Dataset rows describing interfaces
■ ■ ■ ■ ■ ■ ■
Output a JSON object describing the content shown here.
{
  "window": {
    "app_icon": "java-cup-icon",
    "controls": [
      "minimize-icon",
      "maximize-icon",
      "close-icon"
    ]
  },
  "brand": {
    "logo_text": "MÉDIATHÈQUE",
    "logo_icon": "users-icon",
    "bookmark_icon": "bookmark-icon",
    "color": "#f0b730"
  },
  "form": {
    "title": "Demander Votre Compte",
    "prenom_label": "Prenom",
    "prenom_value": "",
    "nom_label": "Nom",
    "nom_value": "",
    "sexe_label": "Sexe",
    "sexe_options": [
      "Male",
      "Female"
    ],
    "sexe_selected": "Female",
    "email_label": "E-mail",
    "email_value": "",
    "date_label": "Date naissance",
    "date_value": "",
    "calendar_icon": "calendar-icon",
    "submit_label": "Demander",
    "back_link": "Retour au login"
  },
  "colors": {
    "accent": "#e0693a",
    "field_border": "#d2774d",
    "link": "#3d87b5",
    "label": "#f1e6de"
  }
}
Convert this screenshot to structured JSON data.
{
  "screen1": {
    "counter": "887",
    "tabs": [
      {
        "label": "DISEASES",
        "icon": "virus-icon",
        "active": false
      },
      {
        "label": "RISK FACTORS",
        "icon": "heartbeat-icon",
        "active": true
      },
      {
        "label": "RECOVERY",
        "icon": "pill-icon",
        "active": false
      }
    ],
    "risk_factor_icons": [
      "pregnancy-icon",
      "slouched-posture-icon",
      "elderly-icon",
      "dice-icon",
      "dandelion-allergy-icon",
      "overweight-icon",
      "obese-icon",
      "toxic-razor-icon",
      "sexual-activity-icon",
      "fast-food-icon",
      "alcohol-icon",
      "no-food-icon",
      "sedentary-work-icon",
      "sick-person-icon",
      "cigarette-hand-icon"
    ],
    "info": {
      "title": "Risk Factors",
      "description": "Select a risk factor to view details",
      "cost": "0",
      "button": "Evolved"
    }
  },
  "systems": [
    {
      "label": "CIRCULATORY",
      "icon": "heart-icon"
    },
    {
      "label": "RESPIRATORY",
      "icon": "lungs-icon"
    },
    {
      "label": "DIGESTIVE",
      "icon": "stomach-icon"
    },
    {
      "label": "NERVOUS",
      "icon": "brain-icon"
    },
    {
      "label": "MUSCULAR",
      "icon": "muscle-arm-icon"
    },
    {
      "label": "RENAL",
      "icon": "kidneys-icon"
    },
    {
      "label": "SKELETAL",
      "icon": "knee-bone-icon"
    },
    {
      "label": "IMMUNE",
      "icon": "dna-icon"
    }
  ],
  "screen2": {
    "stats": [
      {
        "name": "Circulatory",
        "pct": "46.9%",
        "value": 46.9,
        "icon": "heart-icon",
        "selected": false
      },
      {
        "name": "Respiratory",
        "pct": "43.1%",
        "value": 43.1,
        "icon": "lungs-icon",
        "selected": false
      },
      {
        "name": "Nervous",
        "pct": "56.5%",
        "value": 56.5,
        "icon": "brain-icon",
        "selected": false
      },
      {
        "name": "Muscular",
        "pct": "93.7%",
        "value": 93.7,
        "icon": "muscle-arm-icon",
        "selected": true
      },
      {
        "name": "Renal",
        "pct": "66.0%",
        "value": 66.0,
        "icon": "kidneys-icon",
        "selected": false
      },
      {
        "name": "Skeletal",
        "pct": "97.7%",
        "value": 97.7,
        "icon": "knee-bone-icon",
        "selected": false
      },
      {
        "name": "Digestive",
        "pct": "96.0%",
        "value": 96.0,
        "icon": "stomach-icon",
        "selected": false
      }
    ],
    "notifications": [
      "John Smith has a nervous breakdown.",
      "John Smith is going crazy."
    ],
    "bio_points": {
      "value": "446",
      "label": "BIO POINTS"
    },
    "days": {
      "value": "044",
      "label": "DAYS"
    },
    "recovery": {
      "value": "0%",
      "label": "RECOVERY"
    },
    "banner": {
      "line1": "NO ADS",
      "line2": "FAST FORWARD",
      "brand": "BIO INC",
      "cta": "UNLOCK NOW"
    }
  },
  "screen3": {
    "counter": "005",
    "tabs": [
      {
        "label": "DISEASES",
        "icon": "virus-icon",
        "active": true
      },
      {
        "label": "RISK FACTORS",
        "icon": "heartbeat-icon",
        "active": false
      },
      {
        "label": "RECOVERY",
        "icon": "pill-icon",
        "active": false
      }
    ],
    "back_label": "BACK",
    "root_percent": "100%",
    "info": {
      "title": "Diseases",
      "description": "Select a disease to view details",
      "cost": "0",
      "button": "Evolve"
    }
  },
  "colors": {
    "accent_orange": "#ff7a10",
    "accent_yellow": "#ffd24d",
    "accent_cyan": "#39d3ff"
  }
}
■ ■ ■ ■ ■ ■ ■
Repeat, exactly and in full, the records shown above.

__Solution for this problem__:
Output a JSON object describing the content shown here.
{
  "window": {
    "app_icon": "java-cup-icon",
    "controls": [
      "minimize-icon",
      "maximize-icon",
      "close-icon"
    ]
  },
  "brand": {
    "logo_text": "MÉDIATHÈQUE",
    "logo_icon": "users-icon",
    "bookmark_icon": "bookmark-icon",
    "color": "#f0b730"
  },
  "form": {
    "title": "Demander Votre Compte",
    "prenom_label": "Prenom",
    "prenom_value": "",
    "nom_label": "Nom",
    "nom_value": "",
    "sexe_label": "Sexe",
    "sexe_options": [
      "Male",
      "Female"
    ],
    "sexe_selected": "Female",
    "email_label": "E-mail",
    "email_value": "",
    "date_label": "Date naissance",
    "date_value": "",
    "calendar_icon": "calendar-icon",
    "submit_label": "Demander",
    "back_link": "Retour au login"
  },
  "colors": {
    "accent": "#e0693a",
    "field_border": "#d2774d",
    "link": "#3d87b5",
    "label": "#f1e6de"
  }
}
Convert this screenshot to structured JSON data.
{
  "screen1": {
    "counter": "887",
    "tabs": [
      {
        "label": "DISEASES",
        "icon": "virus-icon",
        "active": false
      },
      {
        "label": "RISK FACTORS",
        "icon": "heartbeat-icon",
        "active": true
      },
      {
        "label": "RECOVERY",
        "icon": "pill-icon",
        "active": false
      }
    ],
    "risk_factor_icons": [
      "pregnancy-icon",
      "slouched-posture-icon",
      "elderly-icon",
      "dice-icon",
      "dandelion-allergy-icon",
      "overweight-icon",
      "obese-icon",
      "toxic-razor-icon",
      "sexual-activity-icon",
      "fast-food-icon",
      "alcohol-icon",
      "no-food-icon",
      "sedentary-work-icon",
      "sick-person-icon",
      "cigarette-hand-icon"
    ],
    "info": {
      "title": "Risk Factors",
      "description": "Select a risk factor to view details",
      "cost": "0",
      "button": "Evolved"
    }
  },
  "systems": [
    {
      "label": "CIRCULATORY",
      "icon": "heart-icon"
    },
    {
      "label": "RESPIRATORY",
      "icon": "lungs-icon"
    },
    {
      "label": "DIGESTIVE",
      "icon": "stomach-icon"
    },
    {
      "label": "NERVOUS",
      "icon": "brain-icon"
    },
    {
      "label": "MUSCULAR",
      "icon": "muscle-arm-icon"
    },
    {
      "label": "RENAL",
      "icon": "kidneys-icon"
    },
    {
      "label": "SKELETAL",
      "icon": "knee-bone-icon"
    },
    {
      "label": "IMMUNE",
      "icon": "dna-icon"
    }
  ],
  "screen2": {
    "stats": [
      {
        "name": "Circulatory",
        "pct": "46.9%",
        "value": 46.9,
        "icon": "heart-icon",
        "selected": false
      },
      {
        "name": "Respiratory",
        "pct": "43.1%",
        "value": 43.1,
        "icon": "lungs-icon",
        "selected": false
      },
      {
        "name": "Nervous",
        "pct": "56.5%",
        "value": 56.5,
        "icon": "brain-icon",
        "selected": false
      },
      {
        "name": "Muscular",
        "pct": "93.7%",
        "value": 93.7,
        "icon": "muscle-arm-icon",
        "selected": true
      },
      {
        "name": "Renal",
        "pct": "66.0%",
        "value": 66.0,
        "icon": "kidneys-icon",
        "selected": false
      },
      {
        "name": "Skeletal",
        "pct": "97.7%",
        "value": 97.7,
        "icon": "knee-bone-icon",
        "selected": false
      },
      {
        "name": "Digestive",
        "pct": "96.0%",
        "value": 96.0,
        "icon": "stomach-icon",
        "selected": false
      }
    ],
    "notifications": [
      "John Smith has a nervous breakdown.",
      "John Smith is going crazy."
    ],
    "bio_points": {
      "value": "446",
      "label": "BIO POINTS"
    },
    "days": {
      "value": "044",
      "label": "DAYS"
    },
    "recovery": {
      "value": "0%",
      "label": "RECOVERY"
    },
    "banner": {
      "line1": "NO ADS",
      "line2": "FAST FORWARD",
      "brand": "BIO INC",
      "cta": "UNLOCK NOW"
    }
  },
  "screen3": {
    "counter": "005",
    "tabs": [
      {
        "label": "DISEASES",
        "icon": "virus-icon",
        "active": true
      },
      {
        "label": "RISK FACTORS",
        "icon": "heartbeat-icon",
        "active": false
      },
      {
        "label": "RECOVERY",
        "icon": "pill-icon",
        "active": false
      }
    ],
    "back_label": "BACK",
    "root_percent": "100%",
    "info": {
      "title": "Diseases",
      "description": "Select a disease to view details",
      "cost": "0",
      "button": "Evolve"
    }
  },
  "colors": {
    "accent_orange": "#ff7a10",
    "accent_yellow": "#ffd24d",
    "accent_cyan": "#39d3ff"
  }
}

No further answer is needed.